It all began modestly in 1996 as "two guys in a green truck." Since then, Clark ProMedia of Cumming, Ga., has grown to become one the Southeast's leading design/build firms for performance technology systems. By any standard, the pace of recent expansion has been remarkable. In 2001, for example, Clark ProMedia completed seven projects; by early 2003, more than 25 booked projects were up on the board – mostly in the worship market – with additional proposals out for consideration.
On the surface, it looks like a case of explosive growth. But it was all part of a strategic plan, according to Matt Card, the company's vice president of business development and marketing.
"Our company founder, George Clark, dedicated the first five years to honing his craft," says Card. "He learned how to design and build world-class systems that also offered the robustness and ease of use that are critical for the church market. While George was taking care of the technical side, his brother, Houston, was working on a future business model. Then, when the time was right, they brought me on board to help scale up the business rapidly. It happened fast, but we had a plan to accommodate it."
Another factor contributing to Clark ProMedia's remarkable success has been the fostering of key relationships with like-minded vendors – among them, Meyer Sound.
"Without a doubt, Meyer Sound is one of the class vendors in the industry," says Card. "Their professionalism, their attention to detail, and their responsive support for us as a partner is extraordinary. When we approach our customers, it's not only a technology decision, it's a relationship decision. I know I can approach any customer and, with a clear conscience, tell them that Meyer is a choice that will never fail you. Their product quality and support infrastructure will always stand behind you."
Clark ProMedia has installed Meyer Sound loudspeakers in a number of high-profile worship facilities in the past year, including North Point Community Church (Alpharetta, Ga.), Davis Islands Baptist Church (Tampa, Fla.), Peachtree City United Methodist Church (Atlanta), and the Buckhead Church (Atlanta).
The relationship with Meyer Sound began when George Clark, now the company's chief engineering officer, first heard Meyer loudspeakers from behind the FOH board. "I was mixing for a band using a rental system with CQs as the main speakers," he says, "and I was struck by the sound of them.

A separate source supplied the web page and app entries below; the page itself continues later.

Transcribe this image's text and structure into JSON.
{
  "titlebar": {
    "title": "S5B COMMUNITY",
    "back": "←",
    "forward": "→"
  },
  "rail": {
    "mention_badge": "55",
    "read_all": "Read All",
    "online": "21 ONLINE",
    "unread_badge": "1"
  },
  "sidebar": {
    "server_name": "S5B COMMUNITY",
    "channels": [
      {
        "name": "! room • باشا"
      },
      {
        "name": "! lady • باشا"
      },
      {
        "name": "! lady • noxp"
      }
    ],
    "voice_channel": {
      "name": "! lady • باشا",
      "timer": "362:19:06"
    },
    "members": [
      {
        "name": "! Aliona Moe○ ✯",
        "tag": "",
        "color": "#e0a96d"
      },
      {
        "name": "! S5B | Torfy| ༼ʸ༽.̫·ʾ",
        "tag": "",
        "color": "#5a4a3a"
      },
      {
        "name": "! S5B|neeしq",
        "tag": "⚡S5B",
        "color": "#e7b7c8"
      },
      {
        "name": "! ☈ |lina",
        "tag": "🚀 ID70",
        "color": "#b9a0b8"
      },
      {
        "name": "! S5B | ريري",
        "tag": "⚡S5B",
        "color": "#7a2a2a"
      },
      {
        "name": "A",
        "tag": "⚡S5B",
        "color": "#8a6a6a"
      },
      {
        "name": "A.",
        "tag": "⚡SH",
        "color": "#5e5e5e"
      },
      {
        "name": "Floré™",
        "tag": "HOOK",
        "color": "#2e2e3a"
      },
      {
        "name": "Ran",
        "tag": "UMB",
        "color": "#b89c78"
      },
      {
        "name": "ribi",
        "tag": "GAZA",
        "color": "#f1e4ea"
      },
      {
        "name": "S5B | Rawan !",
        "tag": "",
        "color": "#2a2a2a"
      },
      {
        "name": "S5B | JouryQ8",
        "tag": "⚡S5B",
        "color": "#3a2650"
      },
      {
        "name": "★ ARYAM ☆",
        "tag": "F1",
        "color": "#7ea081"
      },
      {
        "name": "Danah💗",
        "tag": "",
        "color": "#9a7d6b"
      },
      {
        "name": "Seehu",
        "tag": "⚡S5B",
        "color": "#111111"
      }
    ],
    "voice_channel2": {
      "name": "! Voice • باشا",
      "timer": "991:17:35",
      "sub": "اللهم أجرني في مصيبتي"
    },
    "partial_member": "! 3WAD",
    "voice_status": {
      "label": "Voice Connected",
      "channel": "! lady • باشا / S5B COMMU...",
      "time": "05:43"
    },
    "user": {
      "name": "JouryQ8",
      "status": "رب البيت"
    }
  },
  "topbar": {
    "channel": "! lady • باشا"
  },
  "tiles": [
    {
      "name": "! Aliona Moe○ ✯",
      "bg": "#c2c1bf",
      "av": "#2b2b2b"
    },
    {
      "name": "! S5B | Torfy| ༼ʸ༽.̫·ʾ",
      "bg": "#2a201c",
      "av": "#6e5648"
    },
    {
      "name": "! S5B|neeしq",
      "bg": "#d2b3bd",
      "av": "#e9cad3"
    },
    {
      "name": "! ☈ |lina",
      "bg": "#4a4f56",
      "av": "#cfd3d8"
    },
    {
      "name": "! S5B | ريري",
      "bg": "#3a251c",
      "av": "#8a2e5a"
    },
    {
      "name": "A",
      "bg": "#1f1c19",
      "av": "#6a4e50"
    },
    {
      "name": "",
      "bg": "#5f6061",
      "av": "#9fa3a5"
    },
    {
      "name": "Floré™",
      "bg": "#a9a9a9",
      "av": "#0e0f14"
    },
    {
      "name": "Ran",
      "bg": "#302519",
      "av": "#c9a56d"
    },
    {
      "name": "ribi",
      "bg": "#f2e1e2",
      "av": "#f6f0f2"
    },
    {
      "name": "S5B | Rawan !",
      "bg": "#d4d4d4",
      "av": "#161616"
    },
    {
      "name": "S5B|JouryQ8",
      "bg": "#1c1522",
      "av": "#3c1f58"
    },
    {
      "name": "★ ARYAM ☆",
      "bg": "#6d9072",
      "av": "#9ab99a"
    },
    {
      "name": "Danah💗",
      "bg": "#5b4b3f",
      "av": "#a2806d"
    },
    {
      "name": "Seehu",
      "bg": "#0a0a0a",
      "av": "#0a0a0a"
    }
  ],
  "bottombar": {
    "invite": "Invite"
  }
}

They were balanced, with everything in proper proportion, and never harsh or overbearing. I was immediately impressed."
After designing and supervising the installation of five Meyer Sound systems, Clark confesses that he always looks forward to the moment when the system is first turned on. "It never ceases to amaze me every time we fire up a system," he confesses. "We had just turned it on when one of the ministers walked up and said, 'Hey, that sounds great!' We hadn't even touched the EQ at that point."
As for product support, Clark relates an incident, which to him illustrates the unique relationship between Clark ProMedia and Meyer Sound. "We had a new system that was to go online for the Vineyard church, and one of the 650-P subwoofers came in with a cosmetic ding on the side. Meyer offered to ship out a replacement to us next day air, even though it was already afternoon when I called. Essentially, they have the same philosophy as our company. You get the problem fixed right away, and then work out the financial details on a reasonable basis. But make sure the client is happy first. Those are the kind of business relationships we want to be part of."
George's older brother, Houston, freely admits minimal knowledge of the technology behind Meyer Sound products, but he respects the Meyer approach to doing business. "We are always very careful not to over-promise or under-deliver," he notes. "One of the things I never have to worry about in that regard is the quality of the Meyer product. We know it will never negatively impact our long-term relationships with our clients – which is the foundation of our business."
Building outward from its core business of audio systems for worship, Clark ProMedia is expanding its horizons in terms of technologies, markets and geographic scope. In addition to audio, the company supplies turnkey video projection and production systems, performance lighting packages, and most recently "immersive environments" that incorporate elements from theater and theme park design to create strong visual and physical environments that help create the image a client desires for their space. Chuck Dowd, formerly with Sonic Associates and a principal designer of many IMAX theaters has joined the company as a senior design engineer to work alongside George Clark on audio projects. The company now has a full time staff of twelve, supplemented by part-time and contract installation technicians.
Clark ProMedia's rapid growth has been fueled principally by success in the expanding market for high-quality systems in houses of worship. Although about 90 percent of the company business is focused in that market, Card sees a natural progression into the market for secular performance systems. "Our relationship with Meyer Sound is introducing us to the market for 1,000 to 3,000 seat secular performance spaces. We expect to do well in that market, because many customers – universities, for example – will benefit from our experience in building bulletproof systems that work well with minimally trained staff."
Currently the company is based out of one office in metropolitan Atlanta, but, according to Card, two or three branch offices are now under consideration to accommodate the firm's wider geographic scope. Clark ProMedia now has projects underway, or under active consideration, in fourteen states spread through the eastern half of the United States, as well as in Guatemala.